Parashat Tzav begins by repeating the procedure for the sacrifices discussed in last week’s Parasha.  This time the Torah directs its words to Aaron and his sons, giving details regarding the portions of the sacrifices they receive.  

God commands Moses to prepare Aaron, his sons, and the Tabernacle for the priesthood.  This includes washing Aaron and his sons, dressing them in their ritual garments, and anointing both Aaron and the Tabernacle with oil. Moses explains that this ceremony will last seven days, and all that has been done and sacrificed that day has to be repeated on each of the following days.

The book Teaching Torah gives a beautiful insight into the role of the priests and the priestly offering.  The priests, especially the High Priest, were role models for the Israelites. The High Priest had to be sinless in order to carry out his duties.  But, since no individual is sinless, the High Priest brought a daily sacrifice atoning for any sins he may have committed.

So what do we learn from this?  If the High Priest can bring a sacrifice, admitting that he needed to repent for any sins and asking for forgiveness, his action may motivate others to do so as well.  The High Priest brought and offered his sacrifices publicly, without feeling ashamed. This was a message to the Israelites that they also should bringing sacrifices of atonement and not feel ashamed for their need for repentance.

Judaism is not a religion which demands perfection.  Its creators knew that human beings were not perfect people and could never be perfect people.  Therefore, it sets up rituals and prayers that respond to the realistic nature, both positive and negative, of daily human life.  

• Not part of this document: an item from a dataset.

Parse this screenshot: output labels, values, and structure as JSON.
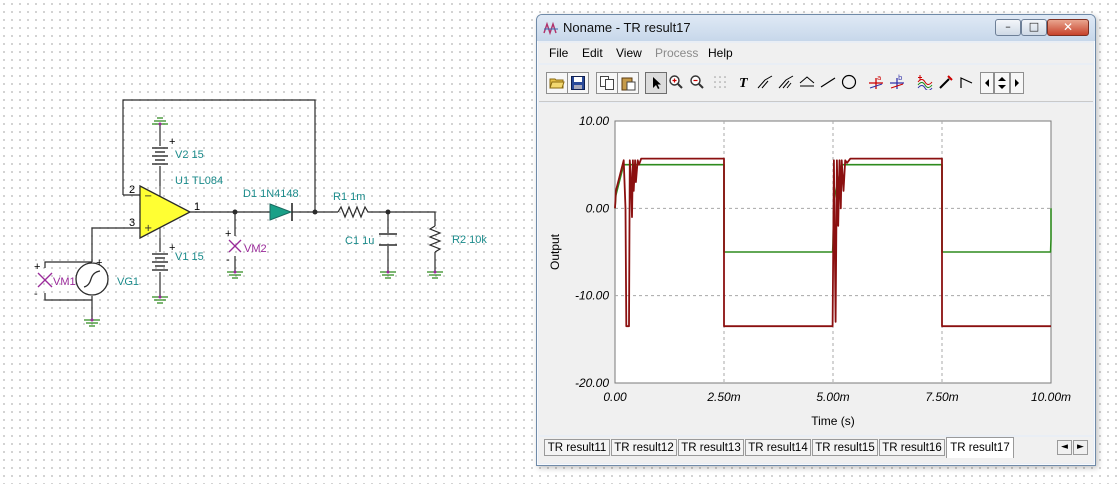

Judaism is a religion that demands continuous growth and development of the human being.  The observances of Mitzvot are the vehicle through which we as Jews develop and grow intellectually, spiritually, and ritually.  Whether it is lighting Shabbat candles, giving Tzedakah, or observing Kashrut, all are important and all should be viewed as the stepping stone to the next level of knowledge and observance.